If you have a big email list that you’ve never sent to, there are two probable explanations. You’ve either bought a list of contacts from a third party database, or you’ve collected emails over time without a clear idea of how to use them.
If you fall into the first category, unfortunately, you’ve made a mistake. Purchased lists, while not always strictly illegal, are nearly always ineffective.
It’s not uncommon, though, for companies to find themselves with a large email list that they’ve collected without a clear idea of how to use it. The longer the list goes unused, the more inertia there will be against actually getting an email marketing campaign started. That means that there’s no better time to start then right now. You don’t want to miss out on the potential of email marketing, especially when it can have an ROI of 4,300%.
You can’t just rush into sending to an unused list, though. Getting things right will require an understanding of what you want to accomplish.
Objectives in Sending to Your Unused List
1. Protect the sender’s reputation
2. Preserve your users’ experience with your brand
3. Achieve high deliverability and inbox placement rate
4. End up with a sendable, healthy, profitable email list
So, how do you go about meeting those objectives? Let’s take a look.
The first step to putting your list to use will be preparing it. Essentially, this will mean refining it to clean out any email addresses that aren’t valid.
One obvious thing to check for is whether or not the email is in the correct format. For instance, if it doesn’t include an “@” symbol, or a valid domain name, then it’ll have to go. This is more likely if you’ve collected emails via a form that doesn’t require validation, or if you’ve input emails manually at any point.
Another important consideration is whether or not the email is a verified sendable address. If the account is inactive, doesn’t exist on the domain, or is simply a spam account, sending to it will only be a waste of your time and reputation.
It can be helpful to submit your list to a data validation service like Kickbox or NeverBounce. They’ll be able to do the legwork required to sift through a list of thousands of emails, and their data can help you to refine your list to increase responsiveness.
Getting properly prepared will also involve choosing the right tools. There are plenty of email service providers (ESPs) to choose from, but they should all give you the ability to create and send email in bulk, and provide you with varying levels of statistical analysis. More robust reporting solutions like ReturnPath will provide comprehensive resources to analyze and improve your sending results.
Once you’ve got your tools in place and your list preliminarily refined, you’re ready to begin putting it to use.

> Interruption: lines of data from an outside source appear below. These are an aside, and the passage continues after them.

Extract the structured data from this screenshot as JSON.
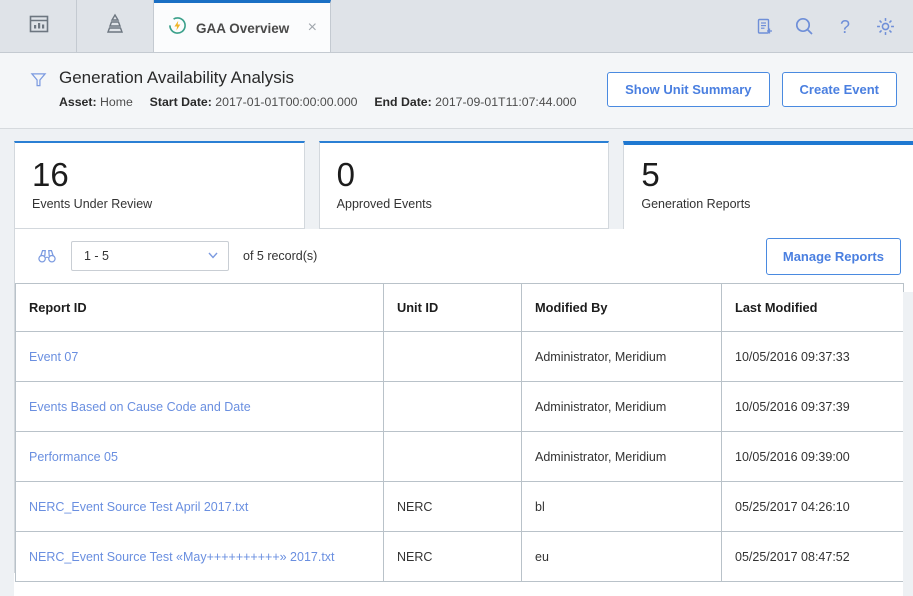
{
  "tabbar": {
    "tools": [
      {
        "name": "dashboard-icon",
        "label": "Dashboard"
      },
      {
        "name": "hierarchy-icon",
        "label": "Asset Hierarchy"
      }
    ],
    "document_tab": {
      "title": "GAA Overview",
      "icon": "gaa-bolt-icon",
      "close_label": "×"
    },
    "right_tools": [
      {
        "name": "new-document-icon",
        "label": "New"
      },
      {
        "name": "search-icon",
        "label": "Search"
      },
      {
        "name": "help-icon",
        "label": "Help"
      },
      {
        "name": "gear-icon",
        "label": "Settings"
      }
    ]
  },
  "header": {
    "filter_icon": "filter-funnel-icon",
    "title": "Generation Availability Analysis",
    "meta": {
      "asset_label": "Asset:",
      "asset_value": "Home",
      "start_label": "Start Date:",
      "start_value": "2017-01-01T00:00:00.000",
      "end_label": "End Date:",
      "end_value": "2017-09-01T11:07:44.000"
    },
    "buttons": {
      "show_unit_summary": "Show Unit Summary",
      "create_event": "Create Event"
    }
  },
  "cards": [
    {
      "value": "16",
      "label": "Events Under Review",
      "active": false
    },
    {
      "value": "0",
      "label": "Approved Events",
      "active": false
    },
    {
      "value": "5",
      "label": "Generation Reports",
      "active": true
    }
  ],
  "grid_toolbar": {
    "binoculars_icon": "binoculars-icon",
    "page_range": "1 - 5",
    "record_text": "of 5  record(s)",
    "manage_reports": "Manage Reports"
  },
  "table": {
    "columns": [
      "Report ID",
      "Unit ID",
      "Modified By",
      "Last Modified"
    ],
    "rows": [
      {
        "report_id": "Event 07",
        "unit_id": "",
        "modified_by": "Administrator, Meridium",
        "last_modified": "10/05/2016 09:37:33"
      },
      {
        "report_id": "Events Based on Cause Code and Date",
        "unit_id": "",
        "modified_by": "Administrator, Meridium",
        "last_modified": "10/05/2016 09:37:39"
      },
      {
        "report_id": "Performance 05",
        "unit_id": "",
        "modified_by": "Administrator, Meridium",
        "last_modified": "10/05/2016 09:39:00"
      },
      {
        "report_id": "NERC_Event Source Test April 2017.txt",
        "unit_id": "NERC",
        "modified_by": "bl",
        "last_modified": "05/25/2017 04:26:10"
      },
      {
        "report_id": "NERC_Event Source Test «May++++++++++» 2017.txt",
        "unit_id": "NERC",
        "modified_by": "eu",
        "last_modified": "05/25/2017 08:47:52"
      }
    ]
  },
  "colors": {
    "accent_blue": "#1f78d1",
    "link_blue": "#6a8fe0",
    "button_blue": "#4a7fe0",
    "tabbar_bg": "#dfe3e8",
    "panel_bg": "#eef1f4",
    "tab_icon_teal": "#3aa08a",
    "tab_icon_bolt": "#f0b429"
  }
}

Don’t rush in all at once, though. First, segment your list based on your subscribers’ email service. Remember, Gmail, Yahoo and Microsoft all have different spam triggers. This way, you’ll be able to develop strategies that get the best engagement from everyone.
Once you’ve done that, you can begin wading in to your sending strategy. We recommend using a throttle send schedule. That means sending in small numbers to start with, and analyzing your results as you go.
You don’t want to blast 10,000 people right off the bat, only to get negligible engagement that hurts your sender reputation. Start small, analyze your lists’ responsiveness, and make adjustments. Then you can slowly ramp up.
The first email that you send to an old or untried list should provide incentive for your users to reengage and take action. Essentially, you should try to find out if they want to hear from you. Even though they opted in in the first place, since you’re using an untested list, it’s likely that they’ve forgotten.
Consider offering a re-subscribe option, and make your unsubscribe option prominent. Don’t sweat losing the people who just aren’t interested anymore; the refinement will make your list more effective in the long run.
Once your first send has gone out, it’s time to begin the process of analyzing and improving. Segment your list by engagement—whether or not they opened, clicked, or even re-subscribed. You’ll likely want to sunset those who didn’t reengage.
If you make it through the first email without receiving an overwhelming amount of complaints or spam reports, that’s a good sign. Follow up by sending a second email to deliverable contents, thanking them for their reengagement and offering them some of the content you’ll be providing from here on out.
At this point, you’ve made it! Hopefully, if you’ve gotten this far, you’ve accomplished all of our original objectives. Your list should now be healthy, sendable, and, eventually, profitable.
If you’re interested in starting an email marketing campaign to Baby Boomers, let us know. Don’t let that email list go to waste!No Comments